■ Work request:
Only lines holding the string "atguigu" are wanted; copy each one from the material.

■ Listed entries:
§

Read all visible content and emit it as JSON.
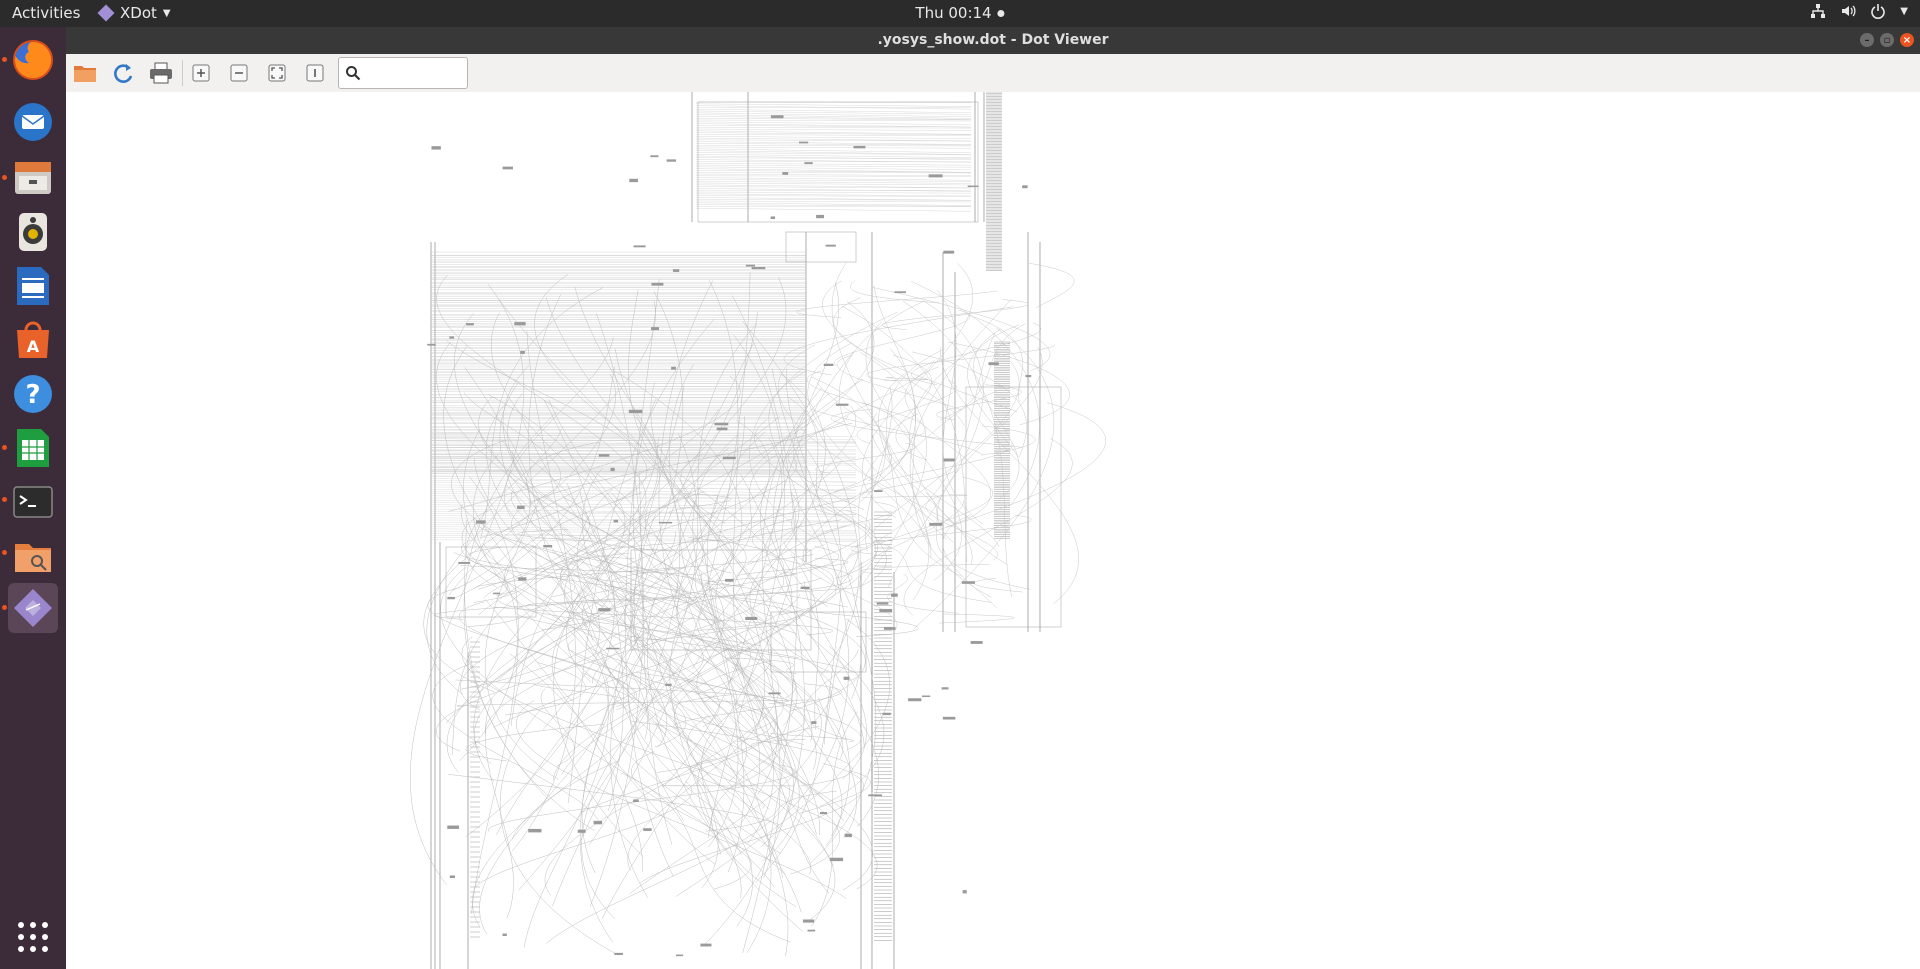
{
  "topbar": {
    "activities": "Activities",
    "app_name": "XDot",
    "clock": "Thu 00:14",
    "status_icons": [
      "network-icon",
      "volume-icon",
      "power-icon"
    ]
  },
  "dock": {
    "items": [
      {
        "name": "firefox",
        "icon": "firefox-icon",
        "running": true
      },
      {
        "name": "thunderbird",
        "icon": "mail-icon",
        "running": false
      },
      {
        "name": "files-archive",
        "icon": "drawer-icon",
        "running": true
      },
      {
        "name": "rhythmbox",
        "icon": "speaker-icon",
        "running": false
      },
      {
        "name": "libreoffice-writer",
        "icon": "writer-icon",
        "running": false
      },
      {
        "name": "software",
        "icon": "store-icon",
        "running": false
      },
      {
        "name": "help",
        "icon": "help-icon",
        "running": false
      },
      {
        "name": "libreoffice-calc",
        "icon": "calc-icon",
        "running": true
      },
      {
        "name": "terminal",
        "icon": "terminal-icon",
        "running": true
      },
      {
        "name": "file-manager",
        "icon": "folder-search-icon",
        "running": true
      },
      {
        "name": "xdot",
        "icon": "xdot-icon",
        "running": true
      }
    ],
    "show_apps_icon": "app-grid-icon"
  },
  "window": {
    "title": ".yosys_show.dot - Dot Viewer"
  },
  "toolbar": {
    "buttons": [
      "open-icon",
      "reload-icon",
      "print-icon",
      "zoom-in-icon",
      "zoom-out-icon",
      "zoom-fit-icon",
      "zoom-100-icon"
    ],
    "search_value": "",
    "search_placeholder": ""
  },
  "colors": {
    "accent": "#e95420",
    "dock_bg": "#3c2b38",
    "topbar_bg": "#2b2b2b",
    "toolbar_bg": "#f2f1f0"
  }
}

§

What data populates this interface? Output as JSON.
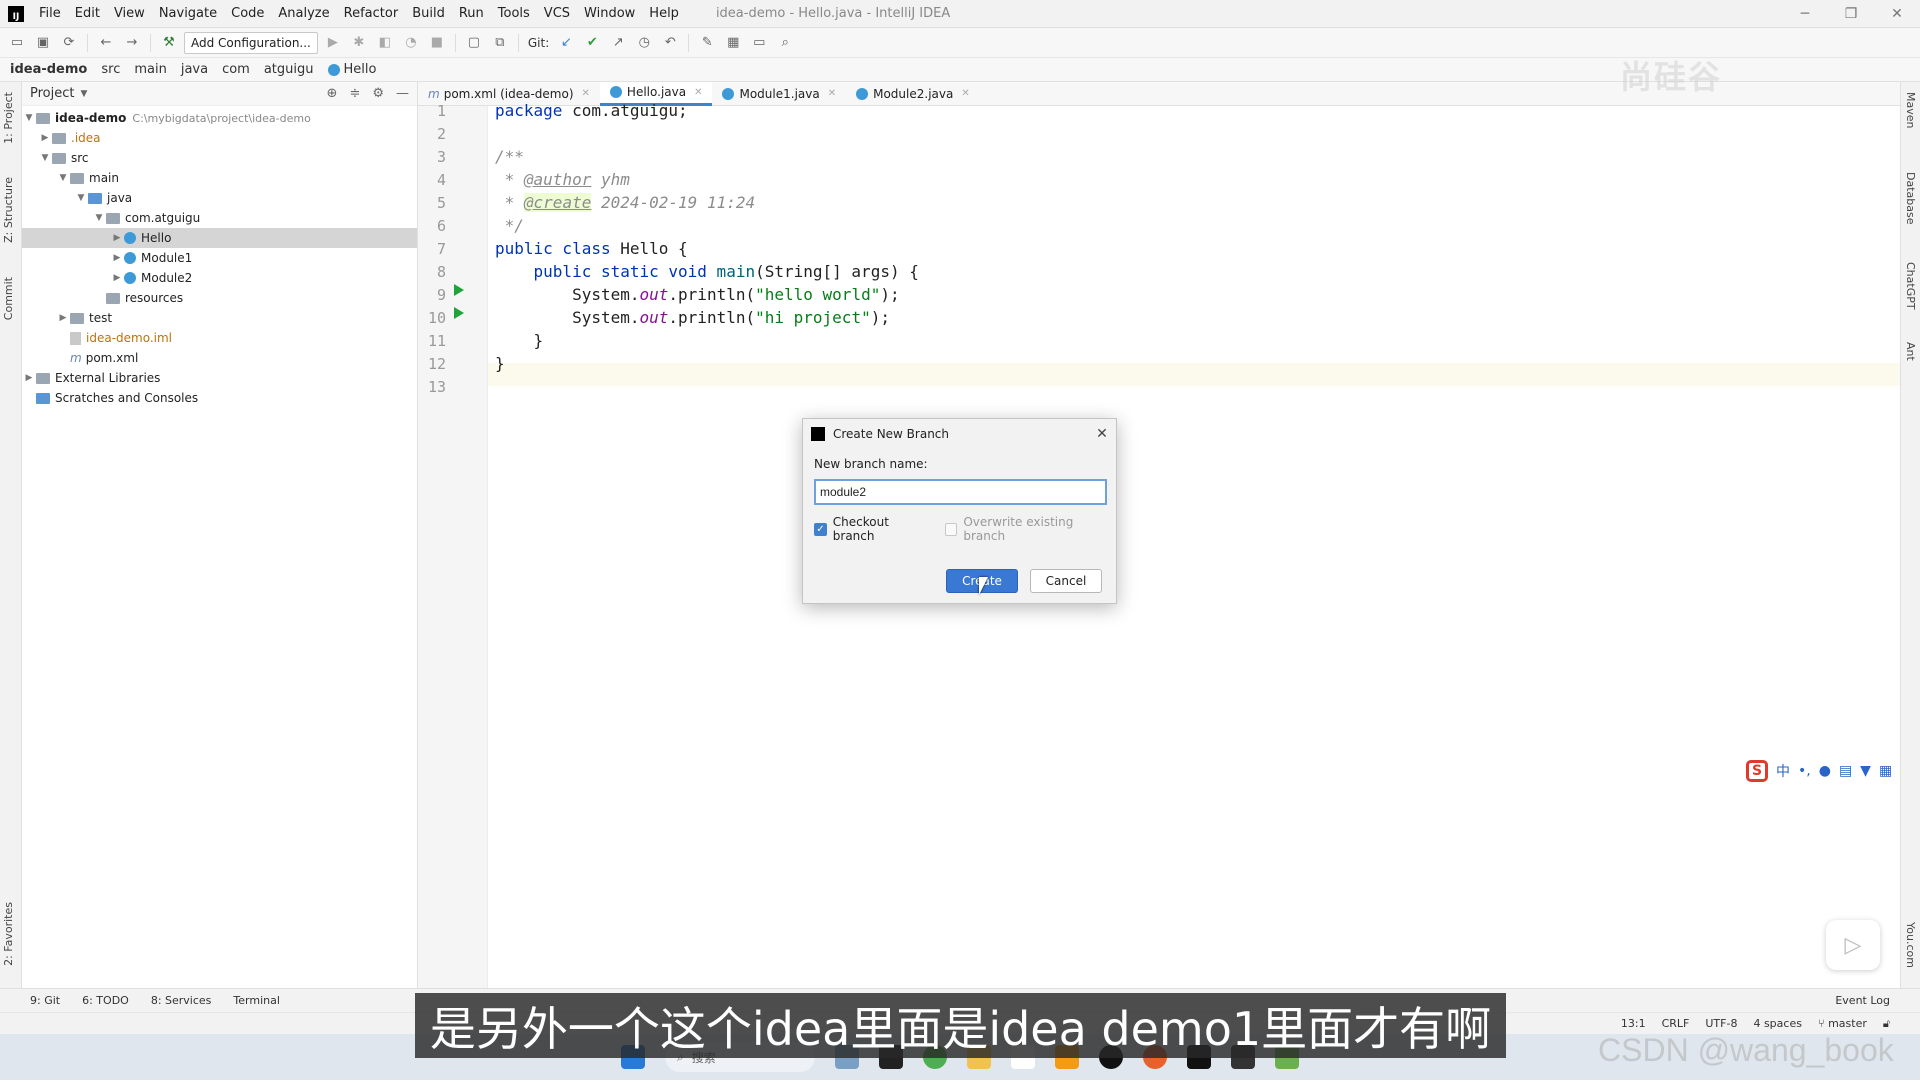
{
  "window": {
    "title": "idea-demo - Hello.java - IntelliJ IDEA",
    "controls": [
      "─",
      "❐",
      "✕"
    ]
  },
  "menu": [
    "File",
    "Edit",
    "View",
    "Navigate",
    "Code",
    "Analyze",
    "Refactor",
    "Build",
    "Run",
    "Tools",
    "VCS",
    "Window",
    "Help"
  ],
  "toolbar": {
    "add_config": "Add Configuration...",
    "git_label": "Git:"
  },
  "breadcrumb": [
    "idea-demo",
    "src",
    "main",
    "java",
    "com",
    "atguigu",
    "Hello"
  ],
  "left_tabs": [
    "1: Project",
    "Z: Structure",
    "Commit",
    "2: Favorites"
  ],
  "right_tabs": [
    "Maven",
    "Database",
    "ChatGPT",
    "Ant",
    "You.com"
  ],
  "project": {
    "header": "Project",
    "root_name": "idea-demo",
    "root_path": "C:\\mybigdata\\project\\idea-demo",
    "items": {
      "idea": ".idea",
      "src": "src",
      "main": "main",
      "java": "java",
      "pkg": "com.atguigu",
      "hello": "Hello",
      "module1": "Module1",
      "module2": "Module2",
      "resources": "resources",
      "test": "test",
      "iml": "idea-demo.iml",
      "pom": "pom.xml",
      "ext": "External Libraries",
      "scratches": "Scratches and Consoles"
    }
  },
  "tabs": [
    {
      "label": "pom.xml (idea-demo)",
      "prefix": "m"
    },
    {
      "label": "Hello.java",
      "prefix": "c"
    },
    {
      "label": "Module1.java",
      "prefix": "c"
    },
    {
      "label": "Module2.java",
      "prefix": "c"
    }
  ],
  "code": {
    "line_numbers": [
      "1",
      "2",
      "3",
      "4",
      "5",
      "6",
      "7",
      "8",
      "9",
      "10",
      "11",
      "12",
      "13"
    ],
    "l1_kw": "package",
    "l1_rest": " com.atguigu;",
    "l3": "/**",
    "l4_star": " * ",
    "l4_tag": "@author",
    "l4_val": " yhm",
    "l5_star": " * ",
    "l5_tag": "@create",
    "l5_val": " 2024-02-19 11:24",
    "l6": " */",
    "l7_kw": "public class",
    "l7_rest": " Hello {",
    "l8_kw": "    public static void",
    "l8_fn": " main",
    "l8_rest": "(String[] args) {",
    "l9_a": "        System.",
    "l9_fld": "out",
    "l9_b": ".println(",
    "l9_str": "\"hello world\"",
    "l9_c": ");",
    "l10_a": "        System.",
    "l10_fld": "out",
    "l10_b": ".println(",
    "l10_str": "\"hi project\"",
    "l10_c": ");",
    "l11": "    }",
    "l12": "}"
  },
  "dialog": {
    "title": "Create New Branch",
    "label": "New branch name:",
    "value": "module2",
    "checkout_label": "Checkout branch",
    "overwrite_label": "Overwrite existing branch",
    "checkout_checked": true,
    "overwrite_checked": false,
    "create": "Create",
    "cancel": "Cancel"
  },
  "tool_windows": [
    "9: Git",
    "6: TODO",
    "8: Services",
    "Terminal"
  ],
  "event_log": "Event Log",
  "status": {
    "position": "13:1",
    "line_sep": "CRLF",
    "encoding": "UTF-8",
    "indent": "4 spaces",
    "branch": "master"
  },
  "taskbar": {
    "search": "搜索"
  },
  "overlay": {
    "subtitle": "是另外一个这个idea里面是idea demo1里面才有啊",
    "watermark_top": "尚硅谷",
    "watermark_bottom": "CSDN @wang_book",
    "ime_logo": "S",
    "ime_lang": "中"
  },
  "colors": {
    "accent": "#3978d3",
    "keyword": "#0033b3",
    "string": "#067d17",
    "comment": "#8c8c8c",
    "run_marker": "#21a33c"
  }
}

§

■ Answer to the exercise:
    "atguigu",
      "pkg": "com.atguigu",
    "l1_rest": " com.atguigu;",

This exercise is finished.